* Your goal: The entries below are to be retyped exactly. Preserve every word.

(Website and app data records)
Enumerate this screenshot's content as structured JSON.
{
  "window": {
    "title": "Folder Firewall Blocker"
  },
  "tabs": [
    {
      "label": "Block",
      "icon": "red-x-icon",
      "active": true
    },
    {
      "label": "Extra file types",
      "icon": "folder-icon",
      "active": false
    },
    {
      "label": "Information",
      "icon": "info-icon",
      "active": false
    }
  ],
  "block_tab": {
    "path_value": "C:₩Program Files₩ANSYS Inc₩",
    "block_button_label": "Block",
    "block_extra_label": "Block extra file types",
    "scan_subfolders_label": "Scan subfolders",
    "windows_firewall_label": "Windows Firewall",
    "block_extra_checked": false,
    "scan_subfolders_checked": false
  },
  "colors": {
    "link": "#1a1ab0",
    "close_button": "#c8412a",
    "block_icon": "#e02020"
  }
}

* Your response:
Enumerate this screenshot's content as structured JSON.
{
  "window": {
    "title": "Folder Firewall Blocker"
  },
  "tabs": [
    {
      "label": "Block",
      "icon": "red-x-icon",
      "active": true
    },
    {
      "label": "Extra file types",
      "icon": "folder-icon",
      "active": false
    },
    {
      "label": "Information",
      "icon": "info-icon",
      "active": false
    }
  ],
  "block_tab": {
    "path_value": "C:₩Program Files₩ANSYS Inc₩",
    "block_button_label": "Block",
    "block_extra_label": "Block extra file types",
    "scan_subfolders_label": "Scan subfolders",
    "windows_firewall_label": "Windows Firewall",
    "block_extra_checked": false,
    "scan_subfolders_checked": false
  },
  "colors": {
    "link": "#1a1ab0",
    "close_button": "#c8412a",
    "block_icon": "#e02020"
  }
}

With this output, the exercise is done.